### AVAILABLE RECORDS
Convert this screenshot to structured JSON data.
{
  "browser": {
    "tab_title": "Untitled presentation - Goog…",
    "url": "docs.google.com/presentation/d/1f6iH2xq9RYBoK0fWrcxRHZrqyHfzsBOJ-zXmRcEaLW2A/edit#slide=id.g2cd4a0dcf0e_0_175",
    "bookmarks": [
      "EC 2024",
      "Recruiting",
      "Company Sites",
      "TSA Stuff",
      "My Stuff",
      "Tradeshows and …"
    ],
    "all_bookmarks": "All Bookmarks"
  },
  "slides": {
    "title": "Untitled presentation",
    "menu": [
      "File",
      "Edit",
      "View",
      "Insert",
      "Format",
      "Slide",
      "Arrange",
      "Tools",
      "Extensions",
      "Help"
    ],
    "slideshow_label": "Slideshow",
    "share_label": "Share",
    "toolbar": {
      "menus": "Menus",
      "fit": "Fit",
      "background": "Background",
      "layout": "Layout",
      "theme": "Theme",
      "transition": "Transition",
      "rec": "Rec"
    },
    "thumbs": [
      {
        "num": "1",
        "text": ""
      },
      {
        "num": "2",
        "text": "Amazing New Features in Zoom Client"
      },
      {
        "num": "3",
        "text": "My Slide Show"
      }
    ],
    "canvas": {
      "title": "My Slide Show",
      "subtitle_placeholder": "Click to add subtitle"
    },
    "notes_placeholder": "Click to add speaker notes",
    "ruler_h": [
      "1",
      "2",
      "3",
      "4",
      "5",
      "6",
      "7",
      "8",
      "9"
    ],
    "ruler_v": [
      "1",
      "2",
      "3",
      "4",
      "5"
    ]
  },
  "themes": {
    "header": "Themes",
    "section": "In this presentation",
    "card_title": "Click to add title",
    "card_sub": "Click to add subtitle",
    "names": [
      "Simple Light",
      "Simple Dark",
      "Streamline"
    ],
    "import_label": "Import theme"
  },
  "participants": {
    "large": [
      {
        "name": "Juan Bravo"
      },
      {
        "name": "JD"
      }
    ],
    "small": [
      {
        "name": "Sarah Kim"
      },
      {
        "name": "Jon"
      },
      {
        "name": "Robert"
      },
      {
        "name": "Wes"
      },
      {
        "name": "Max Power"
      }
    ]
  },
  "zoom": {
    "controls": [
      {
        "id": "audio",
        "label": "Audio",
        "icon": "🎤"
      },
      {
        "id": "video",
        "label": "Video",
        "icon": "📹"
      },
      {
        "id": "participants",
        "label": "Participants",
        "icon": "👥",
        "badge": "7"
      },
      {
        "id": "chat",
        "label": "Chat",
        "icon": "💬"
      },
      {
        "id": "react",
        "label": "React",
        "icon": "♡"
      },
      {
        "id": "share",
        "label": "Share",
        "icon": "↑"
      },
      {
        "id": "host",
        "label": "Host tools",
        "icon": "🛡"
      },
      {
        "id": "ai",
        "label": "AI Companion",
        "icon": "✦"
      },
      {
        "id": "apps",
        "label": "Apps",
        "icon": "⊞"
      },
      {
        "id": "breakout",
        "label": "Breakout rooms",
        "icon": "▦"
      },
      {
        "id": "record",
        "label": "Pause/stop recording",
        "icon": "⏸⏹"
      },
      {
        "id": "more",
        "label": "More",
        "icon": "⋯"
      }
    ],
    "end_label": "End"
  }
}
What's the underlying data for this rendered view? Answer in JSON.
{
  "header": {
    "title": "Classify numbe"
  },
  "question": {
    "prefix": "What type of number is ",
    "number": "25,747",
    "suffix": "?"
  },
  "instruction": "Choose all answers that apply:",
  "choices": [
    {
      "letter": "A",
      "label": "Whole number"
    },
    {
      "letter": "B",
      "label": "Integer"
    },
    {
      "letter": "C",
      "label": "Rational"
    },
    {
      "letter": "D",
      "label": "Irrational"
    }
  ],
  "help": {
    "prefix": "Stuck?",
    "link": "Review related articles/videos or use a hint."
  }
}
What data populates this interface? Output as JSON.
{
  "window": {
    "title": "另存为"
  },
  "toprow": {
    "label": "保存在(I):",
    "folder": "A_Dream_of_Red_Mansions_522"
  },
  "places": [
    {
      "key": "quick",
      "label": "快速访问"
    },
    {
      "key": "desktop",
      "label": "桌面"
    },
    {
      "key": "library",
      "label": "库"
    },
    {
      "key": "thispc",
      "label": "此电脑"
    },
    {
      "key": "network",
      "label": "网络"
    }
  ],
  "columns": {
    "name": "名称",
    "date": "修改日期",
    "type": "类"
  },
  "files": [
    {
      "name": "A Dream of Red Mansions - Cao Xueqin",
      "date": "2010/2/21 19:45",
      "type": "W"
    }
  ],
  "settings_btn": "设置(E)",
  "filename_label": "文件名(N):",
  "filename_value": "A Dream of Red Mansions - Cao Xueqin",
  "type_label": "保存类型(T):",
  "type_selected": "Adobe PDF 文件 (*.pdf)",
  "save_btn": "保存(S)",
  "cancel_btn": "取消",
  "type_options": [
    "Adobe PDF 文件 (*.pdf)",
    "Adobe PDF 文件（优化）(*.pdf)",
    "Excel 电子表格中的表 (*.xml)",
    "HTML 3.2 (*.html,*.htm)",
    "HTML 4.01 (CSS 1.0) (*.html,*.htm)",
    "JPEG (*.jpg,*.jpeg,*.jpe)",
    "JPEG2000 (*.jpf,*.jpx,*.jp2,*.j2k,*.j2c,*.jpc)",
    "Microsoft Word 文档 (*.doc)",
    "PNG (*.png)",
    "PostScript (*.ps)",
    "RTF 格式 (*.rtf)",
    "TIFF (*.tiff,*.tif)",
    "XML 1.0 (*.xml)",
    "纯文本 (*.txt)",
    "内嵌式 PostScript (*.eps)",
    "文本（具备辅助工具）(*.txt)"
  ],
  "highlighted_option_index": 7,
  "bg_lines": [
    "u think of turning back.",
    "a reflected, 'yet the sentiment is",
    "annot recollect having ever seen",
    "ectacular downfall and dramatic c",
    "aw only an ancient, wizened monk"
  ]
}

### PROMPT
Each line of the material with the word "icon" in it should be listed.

### RESULT FOR THIS TASK
        "icon": "🎤"
        "icon": "📹"
        "icon": "👥",
        "icon": "💬"
        "icon": "♡"
        "icon": "↑"
        "icon": "🛡"
        "icon": "✦"
        "icon": "⊞"
        "icon": "▦"
        "icon": "⏸⏹"
        "icon": "⋯"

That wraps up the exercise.